There are many common law examples of judicially noticeable facts relating to weather, science, geography, political facts and other facts of common knowledge.
Lay Opinion Testimony: Although a common subject of objections, lay opinion testimony as to market value is admissible in Georgia if the witness has had an opportunity to form a “correct” opinion. The trick is to support the opinion with the documents that led to it, such as automobile blue-book values, repair estimates or the client’s research notebook.
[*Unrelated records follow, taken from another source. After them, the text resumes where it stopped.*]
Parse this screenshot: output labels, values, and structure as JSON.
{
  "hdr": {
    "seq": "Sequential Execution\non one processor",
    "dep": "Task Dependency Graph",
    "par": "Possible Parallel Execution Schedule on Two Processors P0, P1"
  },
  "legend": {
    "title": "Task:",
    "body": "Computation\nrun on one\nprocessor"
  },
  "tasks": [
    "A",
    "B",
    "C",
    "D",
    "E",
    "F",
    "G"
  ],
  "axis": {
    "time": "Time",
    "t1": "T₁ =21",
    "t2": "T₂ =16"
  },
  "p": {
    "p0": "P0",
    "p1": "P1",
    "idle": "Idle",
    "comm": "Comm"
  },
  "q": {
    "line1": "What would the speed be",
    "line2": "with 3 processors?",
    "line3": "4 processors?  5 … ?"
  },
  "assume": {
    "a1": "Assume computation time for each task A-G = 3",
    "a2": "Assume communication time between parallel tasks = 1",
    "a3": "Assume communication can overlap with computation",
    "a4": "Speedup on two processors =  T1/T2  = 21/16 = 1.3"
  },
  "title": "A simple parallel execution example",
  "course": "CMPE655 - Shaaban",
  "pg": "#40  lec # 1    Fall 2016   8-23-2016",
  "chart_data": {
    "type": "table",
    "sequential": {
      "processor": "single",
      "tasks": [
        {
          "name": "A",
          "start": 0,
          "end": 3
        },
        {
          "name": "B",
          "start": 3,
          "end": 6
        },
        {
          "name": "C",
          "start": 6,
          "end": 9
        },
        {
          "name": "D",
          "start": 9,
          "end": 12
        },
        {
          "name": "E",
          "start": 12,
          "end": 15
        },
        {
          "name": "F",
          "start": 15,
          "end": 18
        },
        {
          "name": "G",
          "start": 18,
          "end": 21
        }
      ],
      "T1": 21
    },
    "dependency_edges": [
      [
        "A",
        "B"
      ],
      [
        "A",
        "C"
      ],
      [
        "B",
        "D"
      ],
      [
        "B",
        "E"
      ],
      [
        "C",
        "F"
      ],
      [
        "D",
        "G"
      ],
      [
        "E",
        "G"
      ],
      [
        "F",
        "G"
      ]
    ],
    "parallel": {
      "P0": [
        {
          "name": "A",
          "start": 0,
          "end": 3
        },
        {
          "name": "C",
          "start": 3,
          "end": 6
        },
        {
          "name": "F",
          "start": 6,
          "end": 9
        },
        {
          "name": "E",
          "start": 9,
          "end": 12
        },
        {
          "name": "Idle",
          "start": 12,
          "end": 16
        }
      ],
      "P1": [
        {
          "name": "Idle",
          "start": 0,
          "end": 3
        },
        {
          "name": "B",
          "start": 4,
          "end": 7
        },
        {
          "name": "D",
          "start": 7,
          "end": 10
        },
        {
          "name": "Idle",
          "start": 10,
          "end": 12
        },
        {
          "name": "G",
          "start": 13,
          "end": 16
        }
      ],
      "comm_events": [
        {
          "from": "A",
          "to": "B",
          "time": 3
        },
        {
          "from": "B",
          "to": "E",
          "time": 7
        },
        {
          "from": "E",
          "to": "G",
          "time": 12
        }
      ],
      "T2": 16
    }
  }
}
In one case, the defense expert was an experienced professional insurance adjuster who used a method supported by case law. The pro se plaintiff testified based on online Kelley Blue Book research, repair estimates and her own experience with the car. The defendant’s case law only supported the notion that the expert’s method was reasonable as a business policy, but not as to a particular car.
Common law showed the pro se plaintiff’s methods to be admissible and credible, and she won her case.
Learned Treatises: Soon, Georgia law will permit the use of statements made in learned treatises to be read into evidence and used for the cross-examination of expert witnesses. Some other states already permit this use of learned treatises. An example might be to use a copy of a Chilton’s auto repair manual as a learned treatise to defeat the testimony of a plaintiff’s automotive expert on cross-examination. If your client has lifetime experience as a backyard auto mechanic, his testimony might carry substantial weight and credibility.
Statistics and Actuarial Science: A Georgia statute provides that the American Experience Mortality Tables shall be admissible as to life expectancy in a civil case, and common law says that in a death action the jury may apply those tables using any method of calculation it knows to be correct.
Perhaps your witness is a company officer with financial experience, your client’s CPA or your client himself. He might not be an actuary expert, but he still might be accepted as an expert in finance, or his lay opinion might be good enough, given a proper foundation. His Excel spreadsheet using the American Experience Mortality Tables might persuade a judge or jury.
Date and Time: Stern’s United States calendar and Stafford’s Office Calendar are admissible in Georgia as to dates and times between them without further proof.
Use of the Other Side’s Expert: So your opponent has an expert and you don’t? Just use intensive cross-examination to ask about chain of custody and other deadly issues. If you’re careful not to ask the open-ended question to which you don’t know the answer, your cross might turn the decision.
Much of the work has been done for you by statute, and experts aren’t always needed to make proof to the judge or jury. Subpoena records from the other side as needed, and take maximum advantage of your available witnesses’ knowledge and experience.
The lawyer with the best evidentiary skills can make a great case on a small budget.
This article was originally posted on July 23, 2012 and the information may no longer be current. For questions, please contact GRF CPAs & Advisors at firstname.lastname@example.org.